In Nairobi, Kenya, Amelia Vogler has dealt with spotty internet connections, missed holidays at home and a mugging at knifepoint. But there was one thing that particularly bothered her: missing out on March Madness.
Vogler, WC '11, is working on communications projects at the regional office of Christian World Services in Nairobi, Kenya. CWS is a non-governmental organization that works to end poverty and injustice throughout the world by supporting communities, humanitarian relief and by campaigning against the causes of global poverty, according to the CWS website.
Vogler is more than halfway through her year of volunteering, during which she has been reporting, taking photographs, writing and interviewing. She hopes to also begin working on documentaries.
Vogler focused on sports journalism during her time at Richmond, including two years as the sports editor for The Collegian. She had considered working for the Washington Post or ESPN, but she was open to working for newspapers, magazines or television.
"I guess I have always just liked meeting new people ... it kind of came natural to me to do something that involves people all the time," Vogler said.
But she knew she didn't want to start a nine-to-five job right after college. She considered the Peace Corps, but was hesitant about the two-year commitment. Vogler found her one-year opportunity with CWS more appealing. She said she had now realized that a year goes by really fast, which was bittersweet.
Vogler was comfortable with volunteering in Africa because she considers travel to be one of her hobbies.
"I guess I've always been into travel, and I think that comes from just being exposed to travel at a very young age," she said.
When Vogler was young, her mother worked for US Airways, which allowed the family to fly stand-by for free. Her childhood bedroom decor included National Geographic covers collaged on the door. And during college, she studied abroad at the National University of Ireland, Galway.
Her friend Lauren Camuso, a senior, said that when Vogler first told her she was going to Africa, she was really proud of her for doing something different and meaningful, as well as having an adventure.
Vogler said she most enjoyed being able to see and show other people a different side of Kenya and East Africa.
"Most people just kind of think my life is like 'The Lion King' and sometimes it is, but it's not like 'The Lion King' at all when I'm at work," she said.
Vogler has been out on safari, but she also enjoys the local transportation, or matatus. She said the 14-passenger vans were similar to really scary clown cars with rap music blaring, packed with a variety of people and sometimes animals.
Along with the moments she enjoys, she said Nairobi could be dangerous and difficult. Vogler said being white was difficult in certain situations, especially when street children came up to her and asked for money.

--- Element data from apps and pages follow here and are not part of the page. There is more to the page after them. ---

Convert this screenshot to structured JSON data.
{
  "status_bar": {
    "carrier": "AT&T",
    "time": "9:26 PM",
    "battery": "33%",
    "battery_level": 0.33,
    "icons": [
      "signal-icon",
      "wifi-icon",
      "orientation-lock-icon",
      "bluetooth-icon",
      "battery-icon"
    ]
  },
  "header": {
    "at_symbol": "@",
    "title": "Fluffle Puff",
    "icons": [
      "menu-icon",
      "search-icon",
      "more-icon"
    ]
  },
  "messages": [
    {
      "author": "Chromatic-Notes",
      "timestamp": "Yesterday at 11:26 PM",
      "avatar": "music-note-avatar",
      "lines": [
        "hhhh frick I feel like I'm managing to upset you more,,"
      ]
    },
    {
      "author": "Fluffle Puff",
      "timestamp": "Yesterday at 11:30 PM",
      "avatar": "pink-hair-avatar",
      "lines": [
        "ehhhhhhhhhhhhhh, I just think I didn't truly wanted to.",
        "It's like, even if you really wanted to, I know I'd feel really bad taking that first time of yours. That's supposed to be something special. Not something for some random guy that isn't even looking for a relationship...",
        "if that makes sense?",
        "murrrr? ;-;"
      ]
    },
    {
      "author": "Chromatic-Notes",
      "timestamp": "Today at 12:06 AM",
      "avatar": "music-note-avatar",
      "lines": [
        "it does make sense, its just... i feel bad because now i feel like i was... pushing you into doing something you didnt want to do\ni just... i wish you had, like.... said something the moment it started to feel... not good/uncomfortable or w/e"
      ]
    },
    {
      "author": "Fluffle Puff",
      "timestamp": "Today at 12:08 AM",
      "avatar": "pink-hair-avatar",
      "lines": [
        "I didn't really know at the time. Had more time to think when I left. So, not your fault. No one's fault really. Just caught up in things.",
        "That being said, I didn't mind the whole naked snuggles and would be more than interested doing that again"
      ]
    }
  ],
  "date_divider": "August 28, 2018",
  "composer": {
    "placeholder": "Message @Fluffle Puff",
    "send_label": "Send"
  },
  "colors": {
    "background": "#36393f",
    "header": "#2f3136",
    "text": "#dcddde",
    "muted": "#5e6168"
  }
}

As a volunteer, Vogler only receives a stipend for living expenses. She tries to carry snacks to give the kids instead.
"It's frustrating because just because I'm white doesn't mean I have money. I have a very strict budget and am living within my means," she said.
Life in Nairobi is not without its dangers, especially for westerners, including kidnappings, bombings and muggings, but Vogler chooses to continue on with her daily work and activities.
Although the differences between her lifestyle in the U.S. and in Kenya are significant, she said she did not miss America a lot because she could get many of the things she would miss from America in Nairobi, including shopping, movie theaters and restaurants.
She said she did miss being able to attend Homecoming, but she and her friends back home knew that Africa was the right place for her to be.
Camuso said many of Vogler's friends were in the Washington, D.C. area and Vogler might have initially been nervous about the time commitment, especially because at Richmond there was pressure to get a good job right out of school and start making money.
"[Vogler's volunteer work] is just so alternative and not focused on the monetary aspects, but just really getting out there and helping other people, and being able to gain life experiences and personal growth," Camuso said.
Vogler will leave Kenya in August or September 2012. She said she would like to continue doing communications for an NGO or living abroad, preferably in east Africa. She would also look for openings at National Geographic or a large sports news outlet. Her current job made her interested in continuing NGO work, but she said if there was an opening at ESPN tomorrow, she would have to take it.
"Because as much as I love the Barclay's Premier Football League, I need my March Madness, and I need my American football," she said.
Contact reporter Christine Wengloski at email@example.com